**Note:** To get the value on TB we divided but for the other we multiplied, the reason is TB is bigger than GB.

By now, I think you understand why we mention the size of a storage media (which we will talk about after this serious has ended) when we consider buying one. The higher it is, the more data we can store on it.

The trickiest part is this, how do we represent real-world value in a computer? Data cannot be entered and processed directly into computers using human language since computers only speak the binary language. To answer this, let's see how we represent numbers in computers in this article, and we will move on to the other forms of data in the upcoming articles.

### How do we represent Numbers?

Let's an example of how much size we need to store a number **679**. As discussed in the *previous article:*

`(679)10 = (1010100111)2`

That means, we need 10 positions. Since Bytes are our primary memory measuring unit, the number **679** requires **2 Byte (16 Bits)** memory size.

How about **102,436,895,731,945**?

`(102,436,895,731,945)10 = (10111010010101001110010110010000011000011101001)2`

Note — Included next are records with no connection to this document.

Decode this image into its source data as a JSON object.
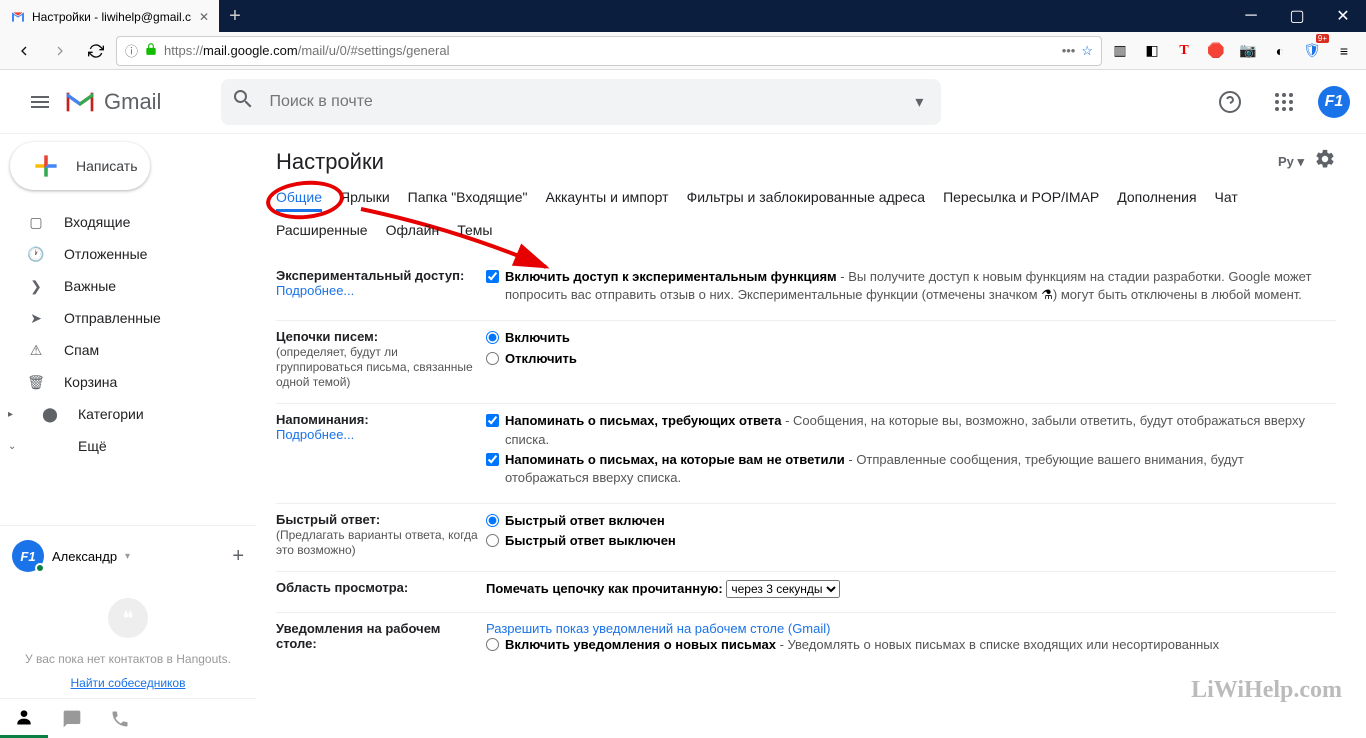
{
  "browser": {
    "tab_title": "Настройки - liwihelp@gmail.c",
    "url_prefix": "https://",
    "url_domain": "mail.google.com",
    "url_path": "/mail/u/0/#settings/general"
  },
  "header": {
    "logo_text": "Gmail",
    "search_placeholder": "Поиск в почте",
    "avatar_initial": "F1"
  },
  "sidebar": {
    "compose": "Написать",
    "items": [
      {
        "icon": "inbox",
        "label": "Входящие"
      },
      {
        "icon": "clock",
        "label": "Отложенные"
      },
      {
        "icon": "star",
        "label": "Важные"
      },
      {
        "icon": "send",
        "label": "Отправленные"
      },
      {
        "icon": "spam",
        "label": "Спам"
      },
      {
        "icon": "trash",
        "label": "Корзина"
      },
      {
        "icon": "label",
        "label": "Категории",
        "arrow": true
      },
      {
        "icon": "more",
        "label": "Ещё",
        "arrow_down": true
      }
    ]
  },
  "hangouts": {
    "user": "Александр",
    "empty_text": "У вас пока нет контактов в Hangouts.",
    "find_link": "Найти собеседников"
  },
  "settings": {
    "title": "Настройки",
    "density": "Pу",
    "tabs_row1": [
      "Общие",
      "Ярлыки",
      "Папка \"Входящие\"",
      "Аккаунты и импорт",
      "Фильтры и заблокированные адреса",
      "Пересылка и POP/IMAP",
      "Дополнения",
      "Чат"
    ],
    "tabs_row2": [
      "Расширенные",
      "Офлайн",
      "Темы"
    ],
    "rows": {
      "experimental": {
        "label": "Экспериментальный доступ:",
        "more": "Подробнее...",
        "opt": "Включить доступ к экспериментальным функциям",
        "desc": " - Вы получите доступ к новым функциям на стадии разработки. Google может попросить вас отправить отзыв о них. Экспериментальные функции (отмечены значком ",
        "desc2": ") могут быть отключены в любой момент."
      },
      "threads": {
        "label": "Цепочки писем:",
        "sub": "(определяет, будут ли группироваться письма, связанные одной темой)",
        "on": "Включить",
        "off": "Отключить"
      },
      "nudges": {
        "label": "Напоминания:",
        "more": "Подробнее...",
        "opt1": "Напоминать о письмах, требующих ответа",
        "desc1": " - Сообщения, на которые вы, возможно, забыли ответить, будут отображаться вверху списка.",
        "opt2": "Напоминать о письмах, на которые вам не ответили",
        "desc2": " - Отправленные сообщения, требующие вашего внимания, будут отображаться вверху списка."
      },
      "smartreply": {
        "label": "Быстрый ответ:",
        "sub": "(Предлагать варианты ответа, когда это возможно)",
        "on": "Быстрый ответ включен",
        "off": "Быстрый ответ выключен"
      },
      "preview": {
        "label": "Область просмотра:",
        "text": "Помечать цепочку как прочитанную: ",
        "options": [
          "через 3 секунды"
        ]
      },
      "desktop": {
        "label": "Уведомления на рабочем столе:",
        "link": "Разрешить показ уведомлений на рабочем столе (Gmail)",
        "opt1": "Включить уведомления о новых письмах",
        "desc1": " - Уведомлять о новых письмах в списке входящих или несортированных"
      }
    }
  },
  "watermark": "LiWiHelp.com"
}
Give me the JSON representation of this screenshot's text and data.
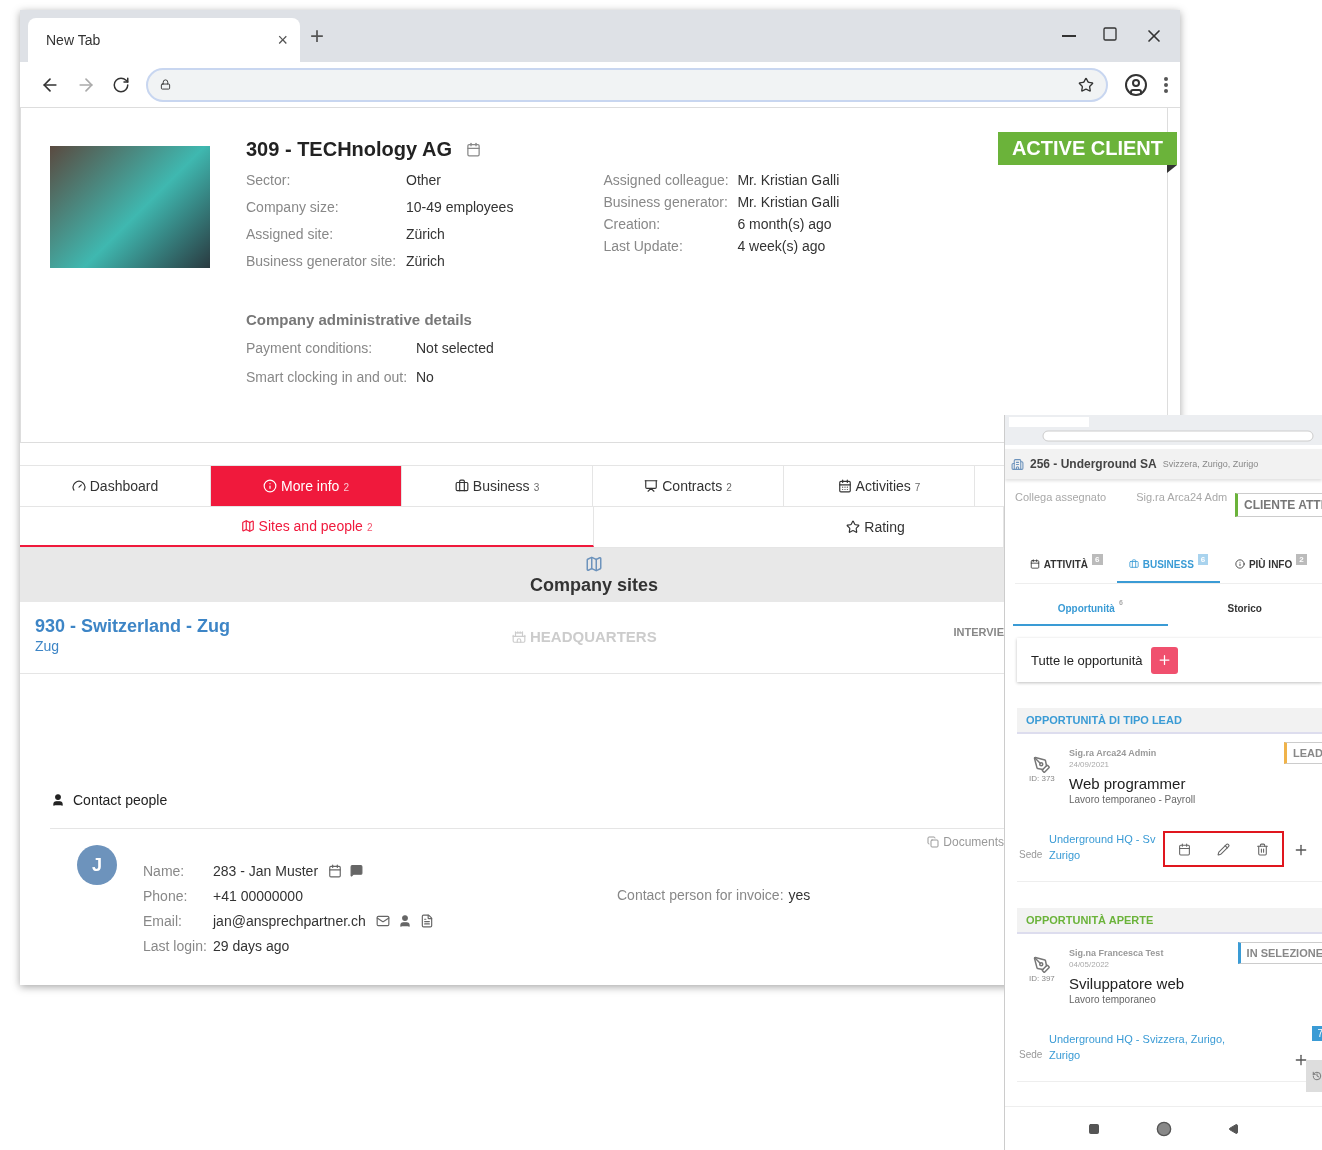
{
  "browser": {
    "tab_title": "New Tab",
    "tab_close": "×",
    "new_tab": "+"
  },
  "company": {
    "title": "309 - TECHnology AG",
    "status": "ACTIVE CLIENT",
    "details_left": [
      {
        "label": "Sector:",
        "value": "Other"
      },
      {
        "label": "Company size:",
        "value": "10-49 employees"
      },
      {
        "label": "Assigned site:",
        "value": "Zürich"
      },
      {
        "label": "Business generator site:",
        "value": "Zürich"
      }
    ],
    "details_right": [
      {
        "label": "Assigned colleague:",
        "value": "Mr. Kristian Galli"
      },
      {
        "label": "Business generator:",
        "value": "Mr. Kristian Galli"
      },
      {
        "label": "Creation:",
        "value": "6 month(s) ago"
      },
      {
        "label": "Last Update:",
        "value": "4 week(s) ago"
      }
    ],
    "admin_title": "Company administrative details",
    "admin_details": [
      {
        "label": "Payment conditions:",
        "value": "Not selected"
      },
      {
        "label": "Smart clocking in and out:",
        "value": "No"
      }
    ]
  },
  "tabs": [
    {
      "label": "Dashboard",
      "selected": false
    },
    {
      "label": "More info",
      "count": "2",
      "selected": true
    },
    {
      "label": "Business",
      "count": "3",
      "selected": false
    },
    {
      "label": "Contracts",
      "count": "2",
      "selected": false
    },
    {
      "label": "Activities",
      "count": "7",
      "selected": false
    }
  ],
  "subtabs": [
    {
      "label": "Sites and people",
      "count": "2",
      "selected": true
    },
    {
      "label": "Rating",
      "selected": false
    }
  ],
  "sites_section": {
    "title": "Company sites",
    "sites": [
      {
        "name": "930 - Switzerland - Zug",
        "city": "Zug",
        "type": "HEADQUARTERS",
        "column_3": "INTERVIE"
      }
    ]
  },
  "contacts": {
    "title": "Contact people",
    "documents": "Documents",
    "people": [
      {
        "initial": "J",
        "fields": [
          {
            "label": "Name:",
            "value": "283 - Jan Muster"
          },
          {
            "label": "Phone:",
            "value": "+41 00000000"
          },
          {
            "label": "Email:",
            "value": "jan@ansprechpartner.ch"
          },
          {
            "label": "Last login:",
            "value": "29 days ago"
          }
        ],
        "invoice_label": "Contact person for invoice:",
        "invoice_value": "yes"
      }
    ]
  },
  "mobile": {
    "title": "256 - Underground SA",
    "subtitle": "Svizzera, Zurigo, Zurigo",
    "faded_label": "Collega assegnato",
    "faded_value": "Sig.ra Arca24 Adm",
    "status": "CLIENTE ATTI",
    "tabs": [
      {
        "label": "ATTIVITÀ",
        "count": "6",
        "selected": false
      },
      {
        "label": "BUSINESS",
        "count": "6",
        "selected": true
      },
      {
        "label": "PIÙ INFO",
        "count": "2",
        "selected": false
      }
    ],
    "subtabs": [
      {
        "label": "Opportunità",
        "count": "6",
        "selected": true
      },
      {
        "label": "Storico",
        "selected": false
      }
    ],
    "all_label": "Tutte le opportunità",
    "sections": [
      {
        "title": "OPPORTUNITÀ DI TIPO LEAD",
        "color": "#3a9bd5",
        "items": [
          {
            "author": "Sig.ra Arca24 Admin",
            "date": "24/09/2021",
            "id": "ID: 373",
            "title": "Web programmer",
            "subtitle": "Lavoro temporaneo - Payroll",
            "status": "LEAD",
            "color": "#f0b34a",
            "site_label": "Sede",
            "site_line1": "Underground HQ - Sv",
            "site_line2": "Zurigo",
            "highlighted": true
          }
        ]
      },
      {
        "title": "OPPORTUNITÀ APERTE",
        "color": "#6bb33a",
        "items": [
          {
            "author": "Sig.na Francesca Test",
            "date": "04/05/2022",
            "id": "ID: 397",
            "title": "Sviluppatore web",
            "subtitle": "Lavoro temporaneo",
            "status": "IN SELEZIONE",
            "color": "#3a9bd5",
            "site_label": "Sede",
            "site_line1": "Underground HQ - Svizzera, Zurigo,",
            "site_line2": "Zurigo",
            "badge": "7",
            "highlighted": false
          }
        ]
      }
    ]
  }
}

Right? (If you don't trust me, convert it by the methods we discussed in *this article). *This means we need 47-bit positions. To convert to Bytes, we have to divide it by 8, which gives us 5.875. Since we don't have the so-called 5.875, we will upgrade it to the closest higher integer number 6. So we need 6 Bytes. That's how we represent positive integer numbers in computer memory.

What about negative and floating point representations? We will not cover them in this article since the concept itself requires the whole article, and we don't need them unless we want to design circuits. Knowing the basics is enough for our programming journey. Still, if you wish to extend your knowledge, you can read more about it in this great article.

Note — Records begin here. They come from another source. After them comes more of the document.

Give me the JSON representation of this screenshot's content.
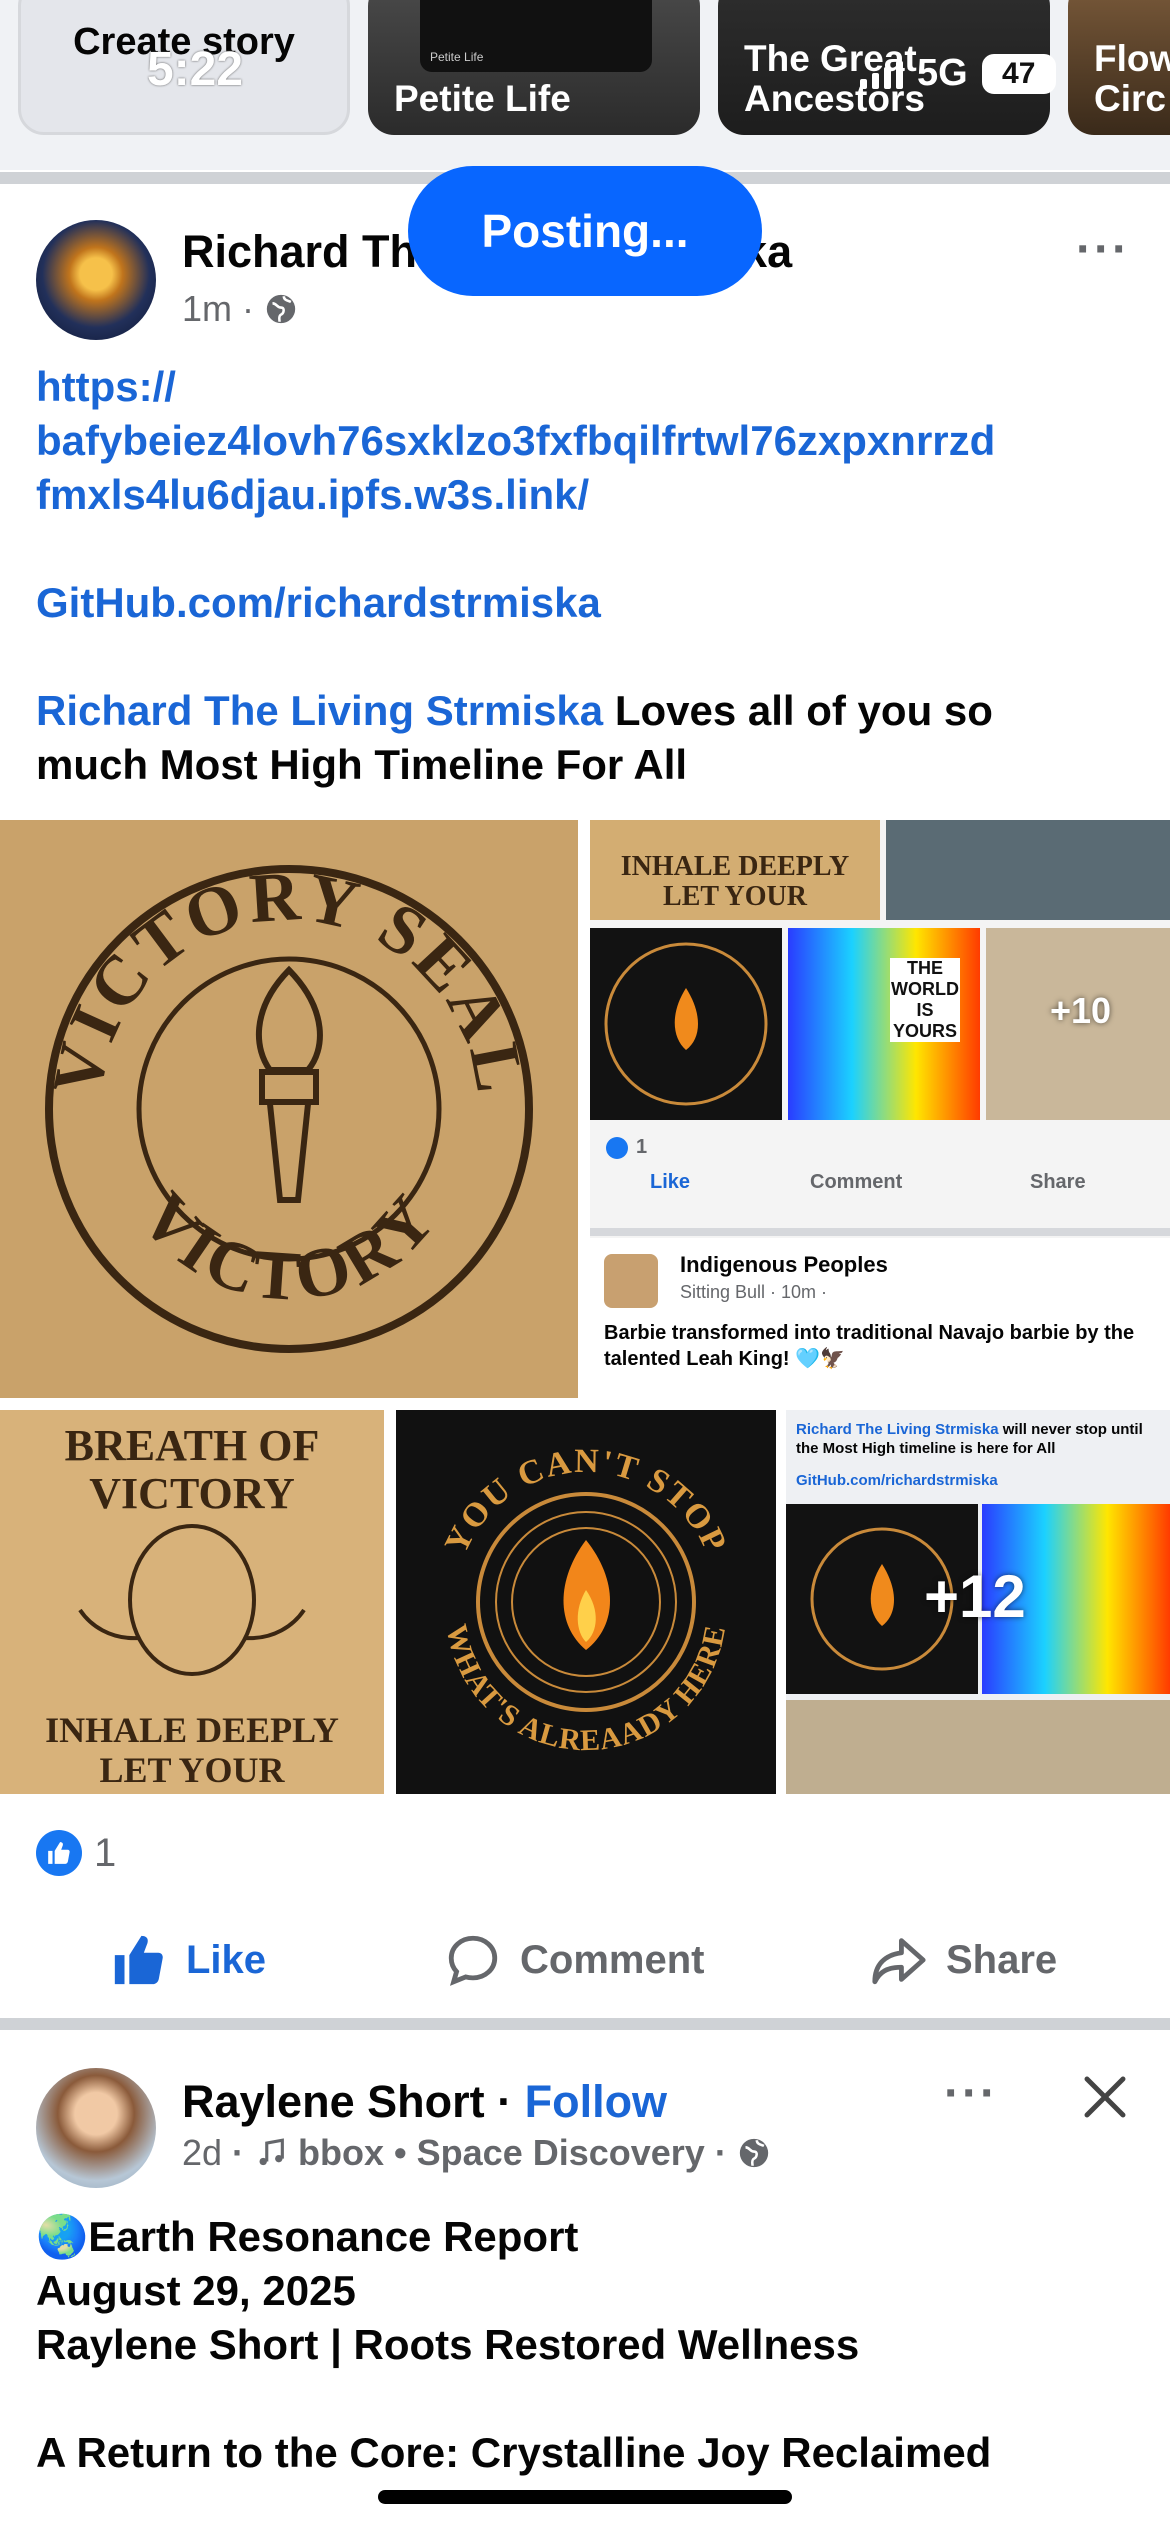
{
  "status_bar": {
    "time": "5:22",
    "network": "5G",
    "battery": "47"
  },
  "stories": [
    {
      "title": "Create story"
    },
    {
      "title": "Petite Life",
      "mini_text": "Petite Life"
    },
    {
      "title": "The Great Ancestors"
    },
    {
      "title": "Flow Circ"
    }
  ],
  "posting_banner": "Posting...",
  "post1": {
    "author": "Richard The Living Strmiska",
    "author_visible_start": "Richard Th",
    "author_visible_end": "ska",
    "time": "1m",
    "privacy_icon": "globe-icon",
    "lines": [
      {
        "text": "https://",
        "link": true
      },
      {
        "text": "bafybeiez4lovh76sxklzo3fxfbqilfrtwl76zxpxnrrzd",
        "link": true
      },
      {
        "text": "fmxls4lu6djau.ipfs.w3s.link/",
        "link": true
      }
    ],
    "github": "GitHub.com/richardstrmiska",
    "tag_name": "Richard The Living Strmiska",
    "message_a": " Loves all of you so",
    "message_b": "much Most High Timeline For All",
    "images": {
      "victory_seal_top": "VICTORY SEAL",
      "victory_seal_bottom": "VICTORY",
      "breath_title_1": "BREATH OF",
      "breath_title_2": "VICTORY",
      "breath_bottom_1": "INHALE DEEPLY",
      "breath_bottom_2": "LET YOUR",
      "cant_stop_top": "YOU CAN'T STOP",
      "cant_stop_bottom": "WHAT'S ALREAADY HERE",
      "world_yours": "THE WORLD IS YOURS",
      "plus_more_small": "+10",
      "plus_more": "+12",
      "mini_reaction_count": "1",
      "mini_like": "Like",
      "mini_comment": "Comment",
      "mini_share": "Share",
      "mini_group": "Indigenous Peoples",
      "mini_group_meta": "Sitting Bull · 10m ·",
      "mini_group_text": "Barbie transformed into traditional Navajo barbie by the talented Leah King! 🩵🦅",
      "g5_caption_name": "Richard The Living Strmiska",
      "g5_caption_rest": " will never stop until the Most High timeline is here for All",
      "g5_caption_link": "GitHub.com/richardstrmiska"
    },
    "reaction_count": "1",
    "actions": {
      "like": "Like",
      "comment": "Comment",
      "share": "Share"
    }
  },
  "post2": {
    "author": "Raylene Short",
    "follow": "Follow",
    "time": "2d",
    "music": "bbox • Space Discovery",
    "lines": [
      "🌏Earth Resonance Report",
      "August 29, 2025",
      "Raylene Short | Roots Restored Wellness",
      "",
      "A Return to the Core: Crystalline Joy Reclaimed"
    ]
  },
  "colors": {
    "accent": "#0866ff",
    "link": "#1a66d6",
    "muted": "#65676b",
    "divider": "#cfd2d6"
  }
}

The following article will talk about how we represent texts on computers.